Attention A T users. To access the menus on this page please perform the following steps. 1. Please switch auto forms mode to off. 2. Hit enter to expand a main menu option (Health, Benefits, etc). 3. To enter and activate the submenu links, hit the down arrow. You will now be able to tab or arrow up or down through the submenu options to access/activate the submenu links.

Eastern Oklahoma VA Health Care System


A Hand Up, Not a Hand Out

A volunteer helps a homeless Veteran pick out clothing.

A Stand Down volunteer (left) helps a homeless Veteran pick out clothing. Photo by Nathan Schaeffer

By Nathan Schaeffer
Tuesday, May 15, 2012
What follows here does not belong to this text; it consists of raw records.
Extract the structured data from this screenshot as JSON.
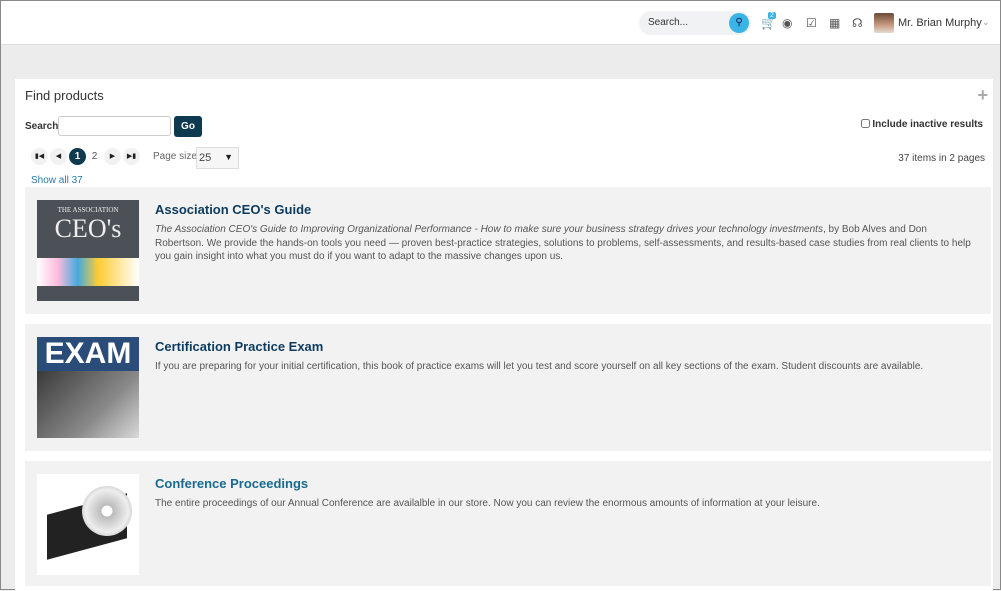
{
  "header": {
    "search_placeholder": "Search...",
    "cart_count": "2",
    "user_name": "Mr. Brian Murphy",
    "icons": [
      "search-icon",
      "cart-icon",
      "robot-icon",
      "checklist-icon",
      "calendar-icon",
      "headset-icon"
    ]
  },
  "panel": {
    "title": "Find products",
    "search_label": "Search",
    "search_value": "",
    "go_label": "Go",
    "include_inactive_label": "Include inactive results",
    "pages": [
      "1",
      "2"
    ],
    "current_page": "1",
    "page_size_label": "Page size:",
    "page_size": "25",
    "items_summary": "37 items in 2 pages",
    "show_all": "Show all 37"
  },
  "products": [
    {
      "title": "Association CEO's Guide",
      "desc_italic": "The Association CEO's Guide to Improving Organizational Performance - How to make sure your business strategy drives your technology investments",
      "desc": ", by Bob Alves and Don Robertson. We provide the hands-on tools you need — proven best-practice strategies, solutions to problems, self-assessments, and results-based case studies from real clients to help you gain insight into what you must do if you want to adapt to the massive changes upon us.",
      "cover_top": "THE ASSOCIATION",
      "cover_main": "CEO's"
    },
    {
      "title": "Certification Practice Exam",
      "desc_italic": "",
      "desc": "If you are preparing for your initial certification, this book of practice exams will let you test and score yourself on all key sections of the exam. Student discounts are available.",
      "cover_main": "EXAM"
    },
    {
      "title": "Conference Proceedings",
      "desc_italic": "",
      "desc": "The entire proceedings of our Annual Conference are availalble in our store. Now you can review the enormous amounts of information at your leisure."
    }
  ]
}
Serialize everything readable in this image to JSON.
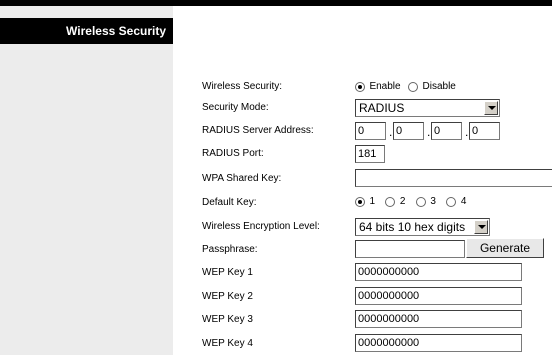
{
  "sidebar": {
    "title": "Wireless Security"
  },
  "form": {
    "wireless_security": {
      "label": "Wireless Security:",
      "enable": "Enable",
      "disable": "Disable"
    },
    "security_mode": {
      "label": "Security Mode:",
      "value": "RADIUS"
    },
    "radius_server": {
      "label": "RADIUS Server Address:",
      "octets": [
        "0",
        "0",
        "0",
        "0"
      ]
    },
    "radius_port": {
      "label": "RADIUS Port:",
      "value": "181"
    },
    "wpa_shared_key": {
      "label": "WPA Shared Key:",
      "value": ""
    },
    "default_key": {
      "label": "Default Key:",
      "options": [
        "1",
        "2",
        "3",
        "4"
      ]
    },
    "encryption_level": {
      "label": "Wireless Encryption Level:",
      "value": "64 bits 10 hex digits"
    },
    "passphrase": {
      "label": "Passphrase:",
      "value": "",
      "button": "Generate"
    },
    "wep_keys": [
      {
        "label": "WEP Key 1",
        "value": "0000000000"
      },
      {
        "label": "WEP Key 2",
        "value": "0000000000"
      },
      {
        "label": "WEP Key 3",
        "value": "0000000000"
      },
      {
        "label": "WEP Key 4",
        "value": "0000000000"
      }
    ]
  }
}
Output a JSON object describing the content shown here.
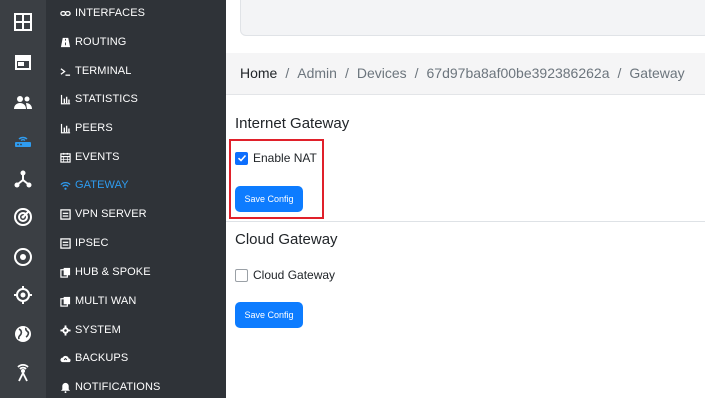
{
  "rail": {
    "items": [
      {
        "icon": "dashboard-grid-icon"
      },
      {
        "icon": "store-icon"
      },
      {
        "icon": "users-icon"
      },
      {
        "icon": "router-icon",
        "active": true
      },
      {
        "icon": "network-topology-icon"
      },
      {
        "icon": "radar-icon"
      },
      {
        "icon": "target-circle-icon"
      },
      {
        "icon": "crosshair-icon"
      },
      {
        "icon": "globe-icon"
      },
      {
        "icon": "broadcast-icon"
      }
    ]
  },
  "nav": {
    "items": [
      {
        "label": "INTERFACES",
        "icon": "link-icon"
      },
      {
        "label": "ROUTING",
        "icon": "road-icon"
      },
      {
        "label": "TERMINAL",
        "icon": "terminal-icon"
      },
      {
        "label": "STATISTICS",
        "icon": "bar-chart-icon"
      },
      {
        "label": "PEERS",
        "icon": "bar-chart-icon"
      },
      {
        "label": "EVENTS",
        "icon": "calendar-icon"
      },
      {
        "label": "GATEWAY",
        "icon": "wifi-icon",
        "active": true
      },
      {
        "label": "VPN SERVER",
        "icon": "server-icon"
      },
      {
        "label": "IPSEC",
        "icon": "server-icon"
      },
      {
        "label": "HUB & SPOKE",
        "icon": "copy-icon"
      },
      {
        "label": "MULTI WAN",
        "icon": "copy-icon"
      },
      {
        "label": "SYSTEM",
        "icon": "gear-icon"
      },
      {
        "label": "BACKUPS",
        "icon": "cloud-upload-icon"
      },
      {
        "label": "NOTIFICATIONS",
        "icon": "bell-icon"
      }
    ]
  },
  "breadcrumb": {
    "items": [
      "Home",
      "Admin",
      "Devices",
      "67d97ba8af00be392386262a",
      "Gateway"
    ],
    "separator": "/"
  },
  "internet_gateway": {
    "title": "Internet Gateway",
    "checkbox_label": "Enable NAT",
    "checked": true,
    "button_label": "Save Config"
  },
  "cloud_gateway": {
    "title": "Cloud Gateway",
    "checkbox_label": "Cloud Gateway",
    "checked": false,
    "button_label": "Save Config"
  },
  "colors": {
    "rail_bg": "#3b3f44",
    "nav_bg": "#2f3338",
    "active": "#2f9cf0",
    "button": "#0d7cff",
    "highlight": "#e0202a"
  }
}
For the second consecutive year, the Jack C. Montgomery VA Medical Center (JCMVAMC) partnered with the local community to hold a Homeless Veterans Stand Down at First Baptist Church in downtown Tulsa.

Almost 40 organizations participated in the event on May 12, which served 175 homeless Veterans and connected them with VA and community resources to help them escape from homelessness.  During the afternoon, the Stand Down was also opened up to the general public and services were provided to 124 non-Veteran homeless people.

“Homelessness is often a lonely existence and this gives our Veterans hope that there are people and agencies that care for them and there are in fact resources available to help them get back on their feet,” said Melanie Goldman, the JCMVAMC Homeless and Compensated Work Therapy Program Manager.  “Stand Downs are an opportunity for VA staff to go into the community to seek Veterans out for assistance as opposed to them coming to us.”

Prior to the doors opening at 8 a.m., homeless Veterans who stood in line outside the church were greeted to the sound of roaring motorcycle engines as the Patriot Guard Riders of Oklahoma arrived to demonstrate their support for the Veterans.  The motorcycle group shook the hands of Veterans and offered them words of encouragement.

“We’ve come out to support them and show them that there’s somebody who cares,” said David Priest, an Army Veteran and Patriot Guard Rider.

Throughout the day, Veterans who attended the Stand Down were given food, new shoes and clothing, access to a mobile laundry and shower trailer, haircuts and health screenings.  They also were given the opportunity to enroll for VA health care and learn about VA benefits and local resources.

Homeless Veterans were also given the opportunity to attend a job fair and meet with recruiters from the American Red Cross, Baker-Hughes, Borets Weatherford, Coca-Cola, Dollar Thrifty Automotive Group, Goodwill Industries, Transportation Connection and Trinity Industries.

“We want to support our troops and our Veterans and thank them for their service,” said Cheryl Kilker, a recruiter for Coca-Cola.

Kilker said Coca-Cola also wants to give Veterans jobs and has open positions in both Okmulgee and Tulsa for customer service representatives, drivers, production workers, merchandisers and warehouse workers.

Prior to attending the job fair, Veterans had the opportunity to get a shower and haircut and get new shoes and clothing.  Then they were partnered with a volunteer who served as an employment guide who helped them with their employment search.

More than 150 volunteers served the homeless during the Stand Down including Dolores Quinn, a member of the Blue Star Mothers Chapter 1 in Tulsa, who passed out bags which contained toiletries and non-perishable food.

“I love the Veterans and I love that they’re helping us, protecting us,” said Quinn, who has a daughter who served in Afghanistan and is currently serving in the Navy.  “This is my second year to do this and it’s so satisfying.  I love it.”

Blake Ellard also served as a volunteer and helped Veterans find clothing.  Last year, Ellard attended the Stand Down as a homeless Veteran and thanks to the help of the JCMVAMC Homless Program is now back on his feet.

“They’ve been really good to me, so it’s about time I step up and help other people that were in my shoes,” said Ellard, a Navy Veteran who was homeless for nearly a year and a half.  “So it’s a good opportunity for me to give back.”

Ellard said the Stand Down is critical for the homeless, especially as a resource for them to get new clothing.

“There are few places that have clothing,” he said.  “Here they’re able to get brand new shoes and jeans.  It gives you a good feeling about yourself when you walk down the street with new clothes on.”

One Veteran Ellard helped was Navy Veteran Robert Wilson who said he only had a blanket and bed roll when he sleeps outside.

“I didn’t have a sleeping bag or nothing and now I’ve got a waterproof sleeping bag and everything,” said Wilson.  “This is a blessing.  It’s wonderful.”


Get Updates

Subscribe to Receive
Email Updates